- **WORK REQUEST**: All lines of the material below that include the string "browser" are to be copied.
══════
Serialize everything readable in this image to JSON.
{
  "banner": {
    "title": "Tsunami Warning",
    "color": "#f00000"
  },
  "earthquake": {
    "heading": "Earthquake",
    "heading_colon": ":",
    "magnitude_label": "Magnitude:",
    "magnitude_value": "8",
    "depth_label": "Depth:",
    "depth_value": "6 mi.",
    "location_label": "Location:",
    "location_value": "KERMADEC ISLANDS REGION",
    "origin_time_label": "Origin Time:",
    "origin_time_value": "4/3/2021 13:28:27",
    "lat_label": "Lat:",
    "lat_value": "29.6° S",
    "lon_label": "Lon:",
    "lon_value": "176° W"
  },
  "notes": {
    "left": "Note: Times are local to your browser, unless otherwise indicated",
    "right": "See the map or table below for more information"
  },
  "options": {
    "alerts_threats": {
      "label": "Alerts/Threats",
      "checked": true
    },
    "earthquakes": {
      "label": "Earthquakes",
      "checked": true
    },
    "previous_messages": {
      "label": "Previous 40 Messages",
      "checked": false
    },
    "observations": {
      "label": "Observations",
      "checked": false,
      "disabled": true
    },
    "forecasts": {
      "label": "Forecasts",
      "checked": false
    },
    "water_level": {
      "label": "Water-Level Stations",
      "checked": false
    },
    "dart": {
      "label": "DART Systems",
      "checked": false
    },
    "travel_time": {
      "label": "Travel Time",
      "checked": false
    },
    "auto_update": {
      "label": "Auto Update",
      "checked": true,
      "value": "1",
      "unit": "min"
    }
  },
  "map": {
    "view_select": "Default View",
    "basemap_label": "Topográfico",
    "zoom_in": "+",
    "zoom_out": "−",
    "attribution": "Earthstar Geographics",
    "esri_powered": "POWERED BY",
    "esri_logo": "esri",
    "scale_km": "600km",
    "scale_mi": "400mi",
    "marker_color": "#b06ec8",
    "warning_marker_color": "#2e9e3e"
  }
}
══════
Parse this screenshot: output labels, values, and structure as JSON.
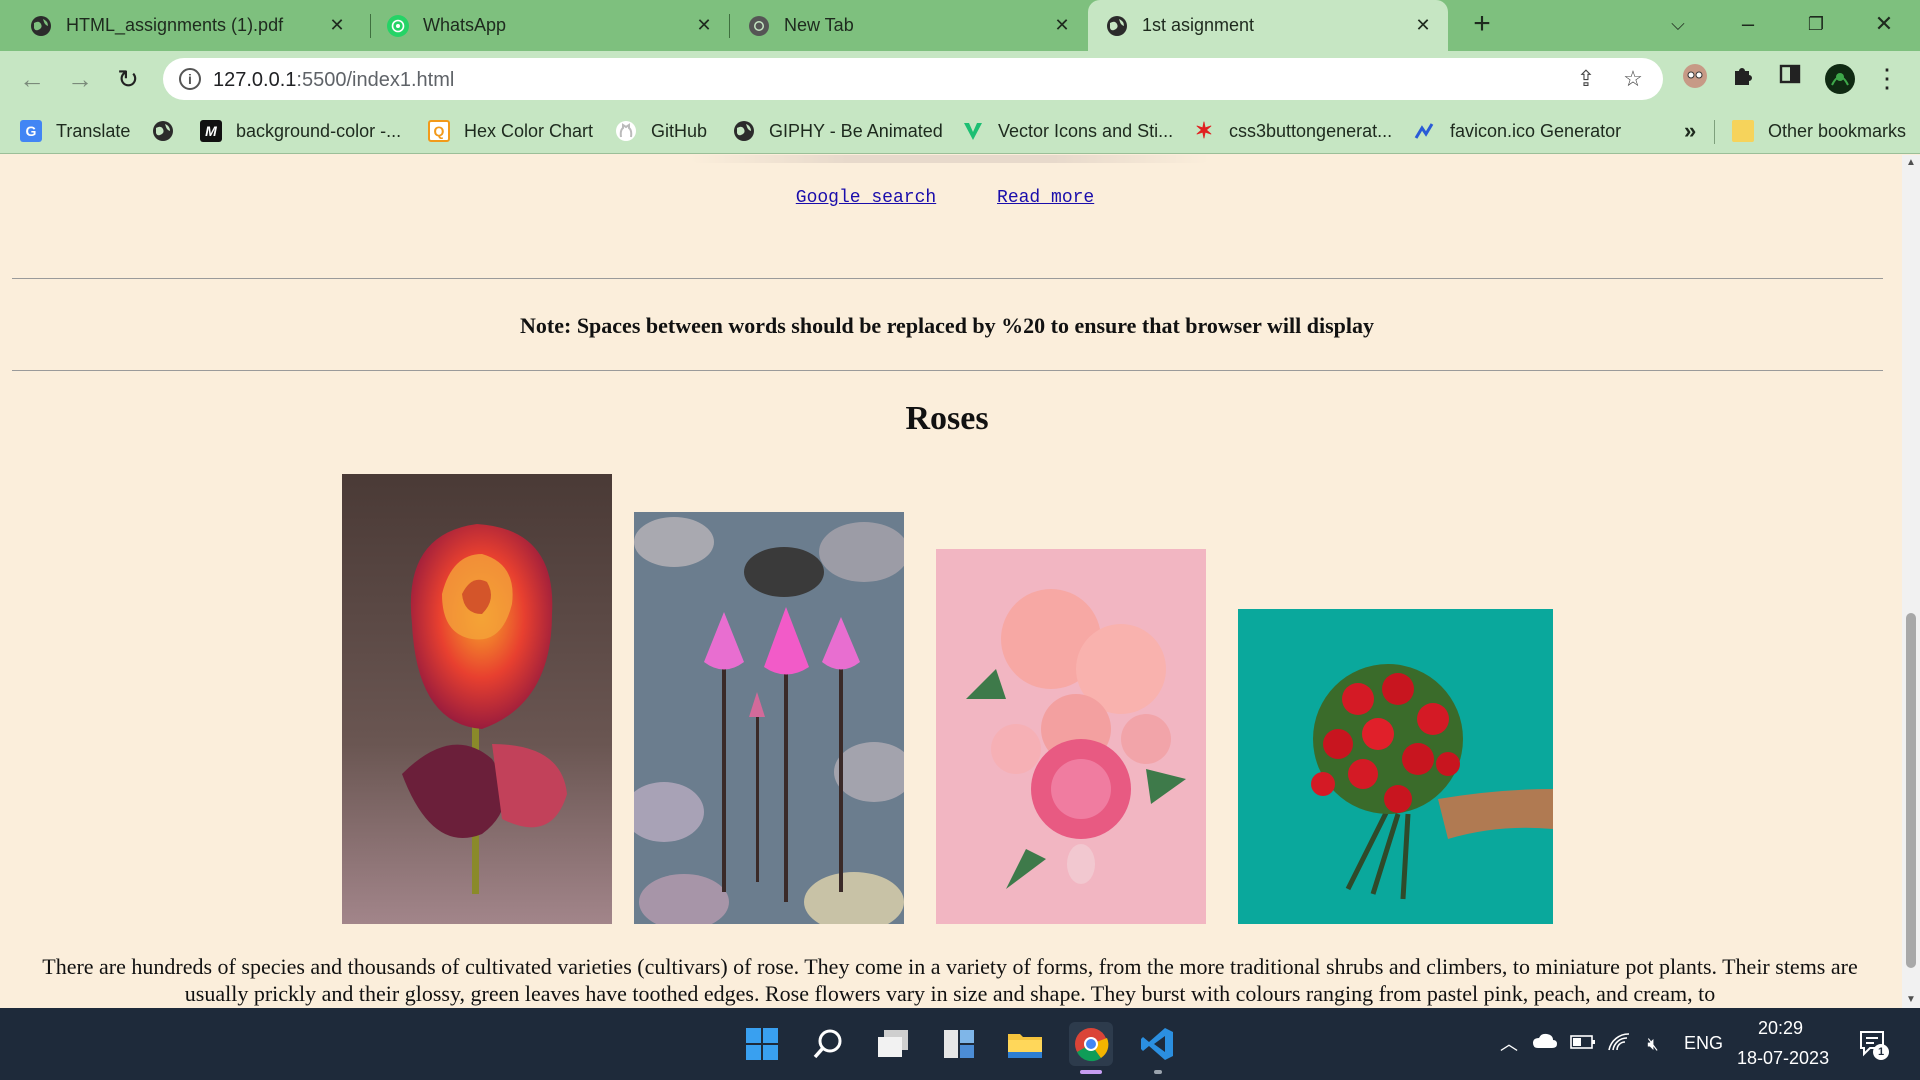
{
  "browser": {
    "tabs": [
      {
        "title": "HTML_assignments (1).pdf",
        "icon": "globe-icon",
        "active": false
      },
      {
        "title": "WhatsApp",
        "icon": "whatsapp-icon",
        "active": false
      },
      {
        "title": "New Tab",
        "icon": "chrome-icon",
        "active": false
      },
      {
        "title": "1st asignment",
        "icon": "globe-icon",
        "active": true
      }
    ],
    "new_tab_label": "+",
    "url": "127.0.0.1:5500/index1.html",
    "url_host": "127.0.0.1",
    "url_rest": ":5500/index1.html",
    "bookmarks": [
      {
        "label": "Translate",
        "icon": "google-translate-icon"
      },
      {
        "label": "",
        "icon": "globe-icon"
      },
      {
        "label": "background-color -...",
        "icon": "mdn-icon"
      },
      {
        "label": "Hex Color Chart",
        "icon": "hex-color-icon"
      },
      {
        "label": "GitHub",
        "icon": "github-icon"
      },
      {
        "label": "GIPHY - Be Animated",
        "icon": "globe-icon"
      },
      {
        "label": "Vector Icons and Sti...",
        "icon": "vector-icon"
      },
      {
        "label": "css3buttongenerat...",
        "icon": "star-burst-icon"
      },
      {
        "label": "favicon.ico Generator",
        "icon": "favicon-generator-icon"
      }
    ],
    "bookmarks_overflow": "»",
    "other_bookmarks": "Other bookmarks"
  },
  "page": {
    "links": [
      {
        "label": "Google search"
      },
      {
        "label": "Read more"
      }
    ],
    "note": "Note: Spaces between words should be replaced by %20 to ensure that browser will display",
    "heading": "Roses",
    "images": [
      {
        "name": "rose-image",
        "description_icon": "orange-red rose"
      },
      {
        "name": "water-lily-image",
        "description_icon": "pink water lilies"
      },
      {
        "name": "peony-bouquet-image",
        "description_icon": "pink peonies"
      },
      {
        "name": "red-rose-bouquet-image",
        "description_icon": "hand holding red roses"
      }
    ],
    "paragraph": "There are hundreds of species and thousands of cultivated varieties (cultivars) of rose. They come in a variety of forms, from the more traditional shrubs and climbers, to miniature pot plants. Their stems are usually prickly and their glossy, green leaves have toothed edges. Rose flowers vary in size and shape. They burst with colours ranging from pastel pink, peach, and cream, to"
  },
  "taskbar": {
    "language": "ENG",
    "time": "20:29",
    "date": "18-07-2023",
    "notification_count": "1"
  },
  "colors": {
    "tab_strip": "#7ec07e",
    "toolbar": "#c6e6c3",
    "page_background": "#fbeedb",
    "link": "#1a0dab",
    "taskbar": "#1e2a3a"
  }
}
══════
- **WRITTEN ANSWER**:
    "left": "Note: Times are local to your browser, unless otherwise indicated",
  "browser": {
    "note": "Note: Spaces between words should be replaced by %20 to ensure that browser will display",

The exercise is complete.